I first visited Nevada on a family vacation when I was a kid. After spending a July night in the Mojave Desert camping out at Lake Mead, we were all ready to check-in at a motel with a swimming pool on the Las Vegas Strip next door to the Riviera. We were wowed by the lights and Englebert Humperdinck’s name on the marquee next door..
Last weekend my husband, Dave, and I visited Las Vegas to see family and to take in a show. The temperature hovered at about 100 degrees, dipping below 80 degrees at night, amazingly pleasant. Last month National Public Radio (NPR) did a story about people who visit nearby Death Valley in the middle of the summer to feel some of the hottest temperatures in the world. I wasn’t up for that, but did want to experience the Mojave in some small way.
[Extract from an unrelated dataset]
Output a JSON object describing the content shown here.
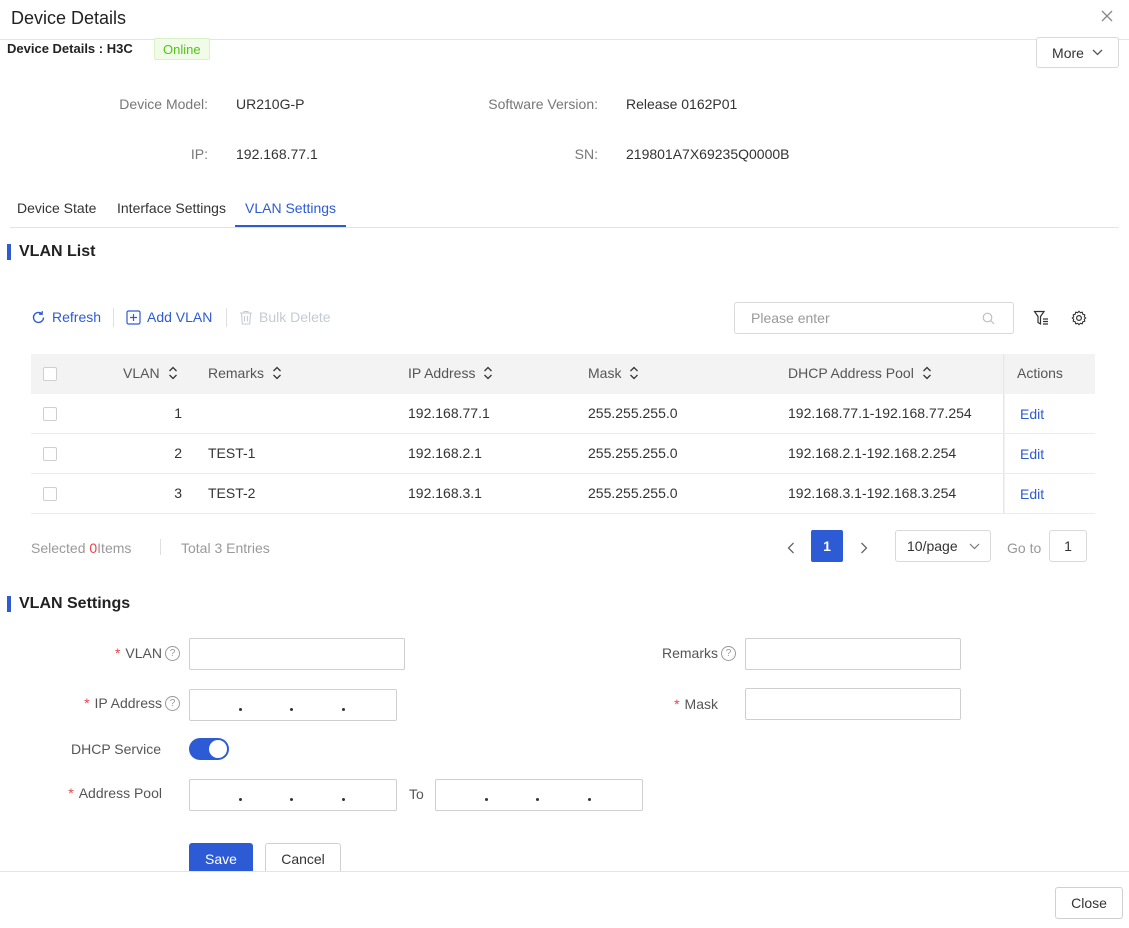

As we climbed the steep driveway to my in-laws’ house in Boulder City, I noticed bushes with little “cotton balls” on them. My mother-in-law, Mary, told me they were creosotes bushes that bloom yellow in the spring. I have been visiting her at this house for more than twenty years and had never noticed them. I went back outside and broke off a piece of one to take a closer look.
Creosote bushes (Larrea tridentata) are the most common perennial in this part of Nevada. Real drought survivors, these along the driveway thrive on six-inches or less of rainfall a year. My little sample is all dried out after a week in a plastic bag, but it still has the distinctive smell of camphor that is especially noticeable when it is wet–in the the desert they call it “the smell of rain”.